--- Task to carry out ---
Filter the data below for the string "Photo" and copy each matching line.
(Beginning of Data for this task)
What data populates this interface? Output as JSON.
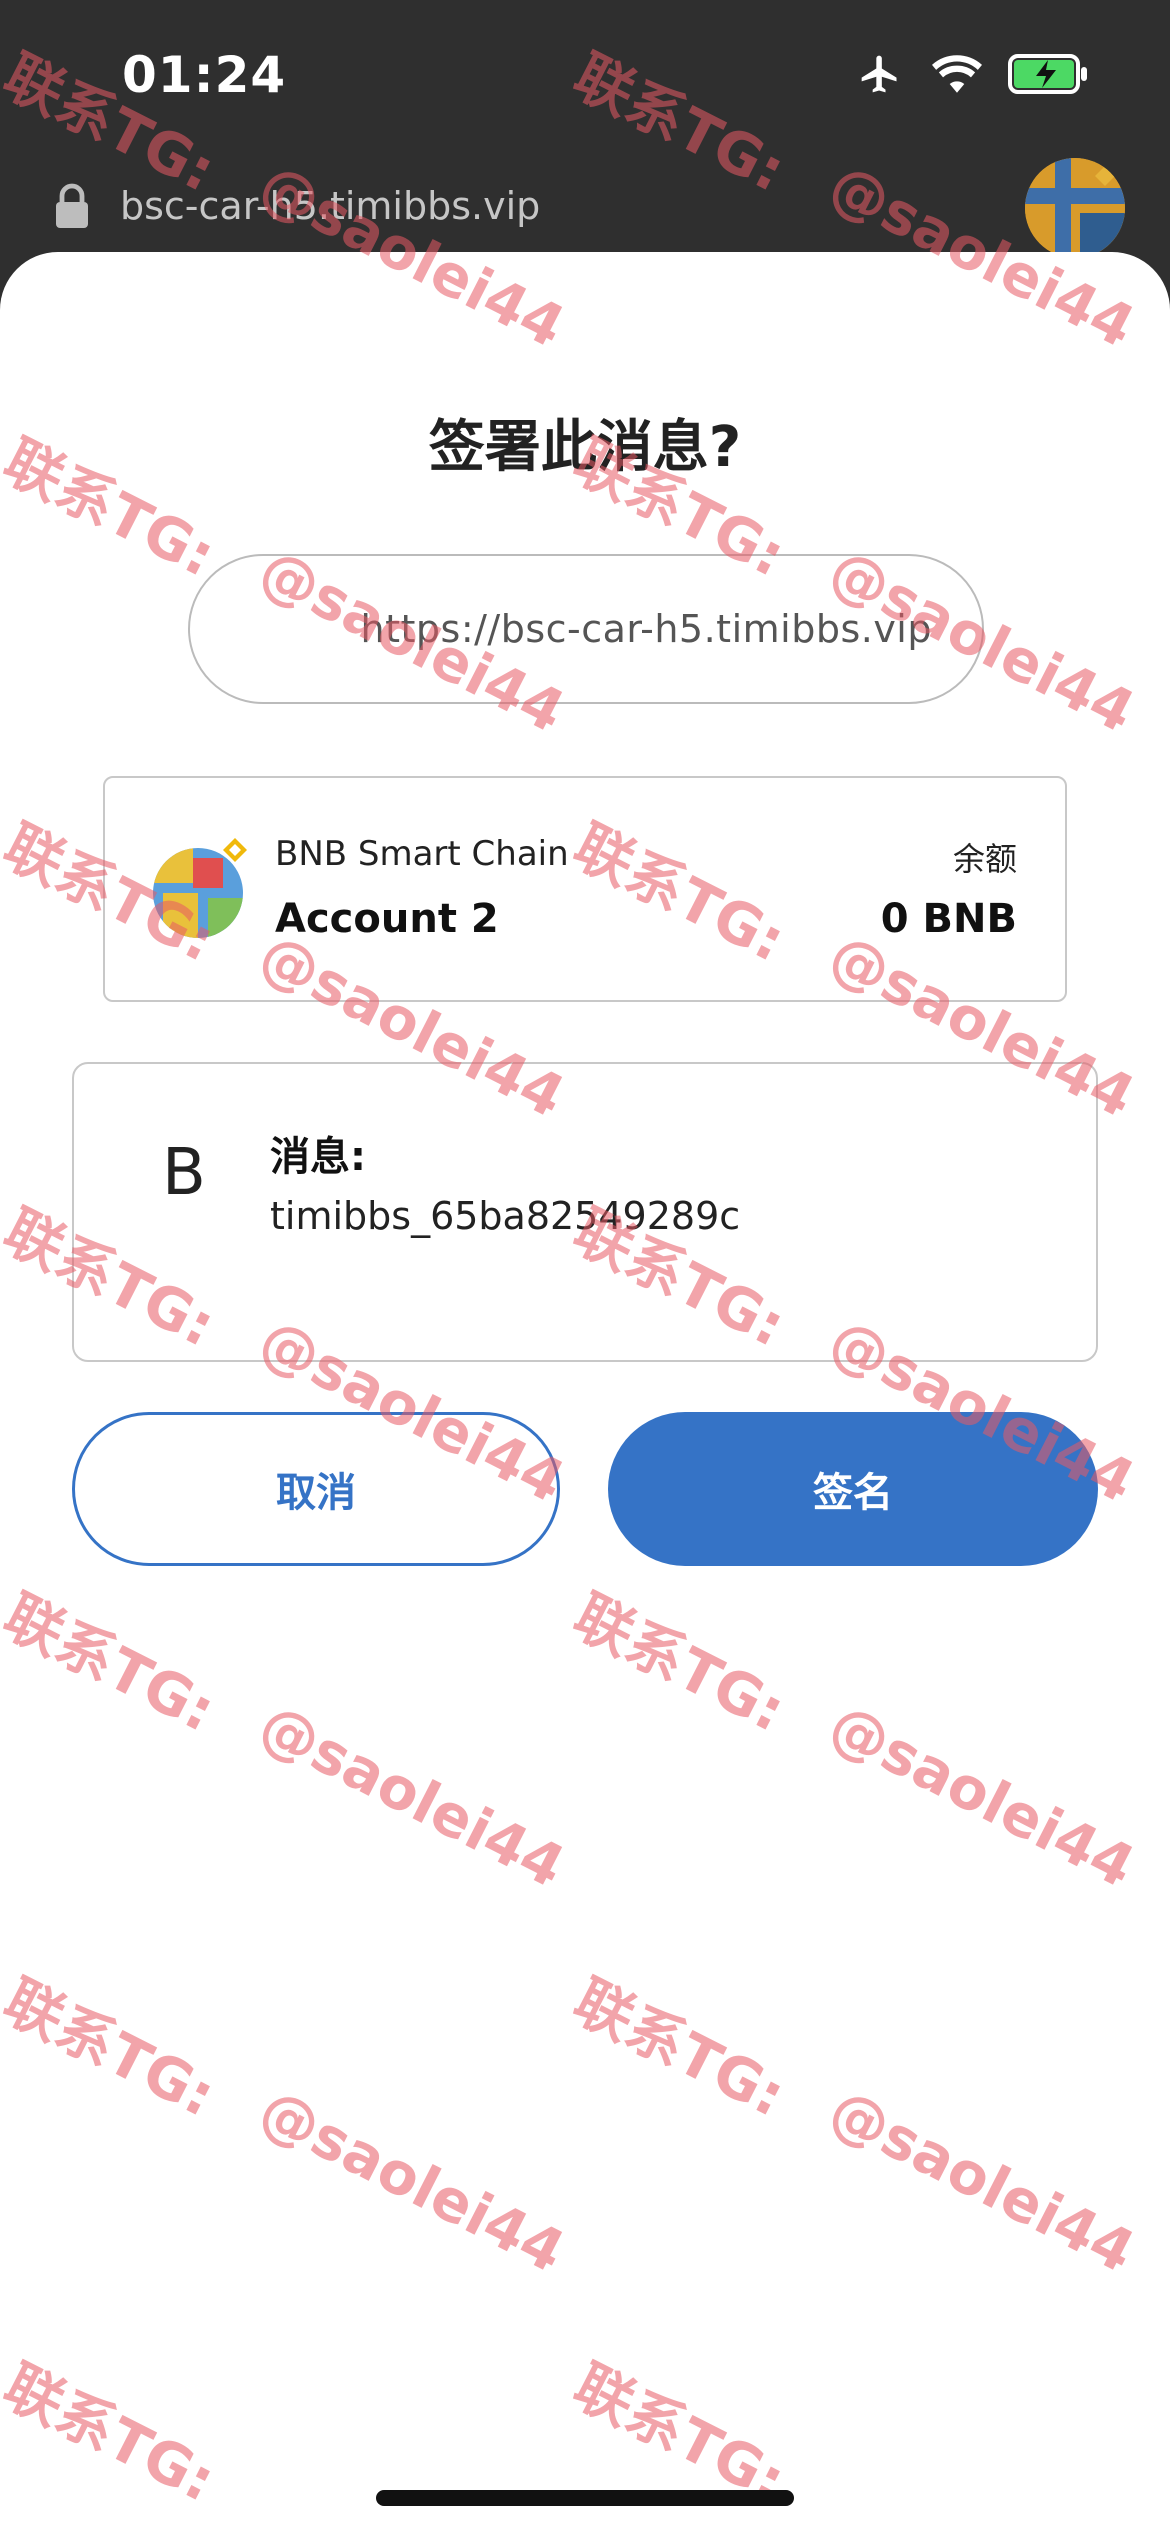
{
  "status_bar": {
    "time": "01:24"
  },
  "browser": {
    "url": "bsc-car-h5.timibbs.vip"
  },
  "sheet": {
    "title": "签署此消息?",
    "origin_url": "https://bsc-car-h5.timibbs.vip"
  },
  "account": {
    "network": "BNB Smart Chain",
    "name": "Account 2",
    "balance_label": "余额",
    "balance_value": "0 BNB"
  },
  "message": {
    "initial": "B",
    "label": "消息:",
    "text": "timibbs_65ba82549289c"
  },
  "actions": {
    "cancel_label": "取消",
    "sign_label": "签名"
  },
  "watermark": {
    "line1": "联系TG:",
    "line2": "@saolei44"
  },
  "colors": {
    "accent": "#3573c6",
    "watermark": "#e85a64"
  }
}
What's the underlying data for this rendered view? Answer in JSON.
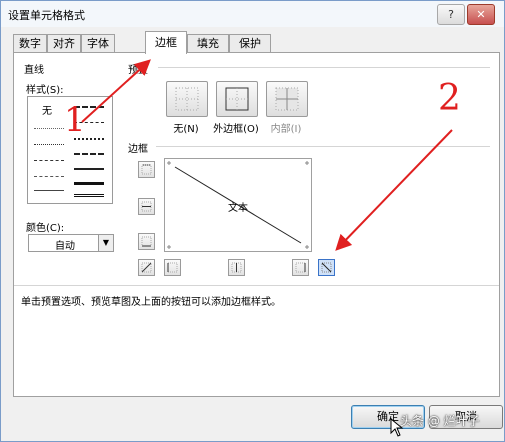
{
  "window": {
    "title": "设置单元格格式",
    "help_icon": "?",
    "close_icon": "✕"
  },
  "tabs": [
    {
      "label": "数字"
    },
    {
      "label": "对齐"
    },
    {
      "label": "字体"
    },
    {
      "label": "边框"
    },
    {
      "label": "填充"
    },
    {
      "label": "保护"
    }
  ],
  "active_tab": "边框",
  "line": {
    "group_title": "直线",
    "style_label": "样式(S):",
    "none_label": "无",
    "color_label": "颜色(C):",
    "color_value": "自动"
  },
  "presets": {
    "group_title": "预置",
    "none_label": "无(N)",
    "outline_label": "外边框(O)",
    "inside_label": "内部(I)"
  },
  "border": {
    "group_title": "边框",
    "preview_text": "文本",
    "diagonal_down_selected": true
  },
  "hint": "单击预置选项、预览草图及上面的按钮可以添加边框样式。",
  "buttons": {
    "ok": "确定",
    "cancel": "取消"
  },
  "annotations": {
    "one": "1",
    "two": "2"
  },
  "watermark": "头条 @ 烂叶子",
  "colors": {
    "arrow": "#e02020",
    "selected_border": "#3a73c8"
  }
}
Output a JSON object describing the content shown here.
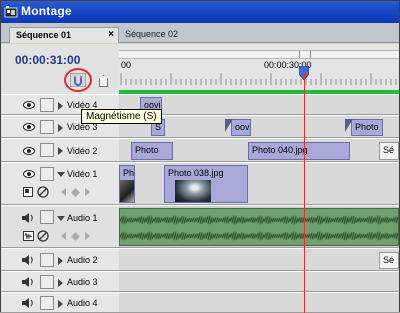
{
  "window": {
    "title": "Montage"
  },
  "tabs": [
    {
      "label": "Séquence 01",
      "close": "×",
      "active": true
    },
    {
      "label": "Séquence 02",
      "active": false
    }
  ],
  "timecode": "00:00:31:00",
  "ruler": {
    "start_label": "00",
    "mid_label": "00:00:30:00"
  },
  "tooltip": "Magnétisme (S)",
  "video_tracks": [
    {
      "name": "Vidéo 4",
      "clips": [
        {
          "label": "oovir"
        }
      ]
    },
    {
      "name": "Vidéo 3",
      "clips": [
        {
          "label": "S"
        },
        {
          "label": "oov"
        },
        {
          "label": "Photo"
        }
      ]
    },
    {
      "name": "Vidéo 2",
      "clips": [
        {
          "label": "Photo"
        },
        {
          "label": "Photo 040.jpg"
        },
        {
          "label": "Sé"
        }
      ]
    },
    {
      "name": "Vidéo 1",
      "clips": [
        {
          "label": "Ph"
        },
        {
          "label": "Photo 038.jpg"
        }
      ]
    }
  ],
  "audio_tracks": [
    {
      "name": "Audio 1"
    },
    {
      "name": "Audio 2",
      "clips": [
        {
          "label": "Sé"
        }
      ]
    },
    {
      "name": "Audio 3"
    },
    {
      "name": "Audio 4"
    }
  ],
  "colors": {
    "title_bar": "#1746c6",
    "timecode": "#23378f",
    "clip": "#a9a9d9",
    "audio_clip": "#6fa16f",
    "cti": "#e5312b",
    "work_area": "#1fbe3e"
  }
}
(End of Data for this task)
--- Solution to the problem ---
          "label": "Photo"
          "label": "Photo"
          "label": "Photo 040.jpg"
          "label": "Photo 038.jpg"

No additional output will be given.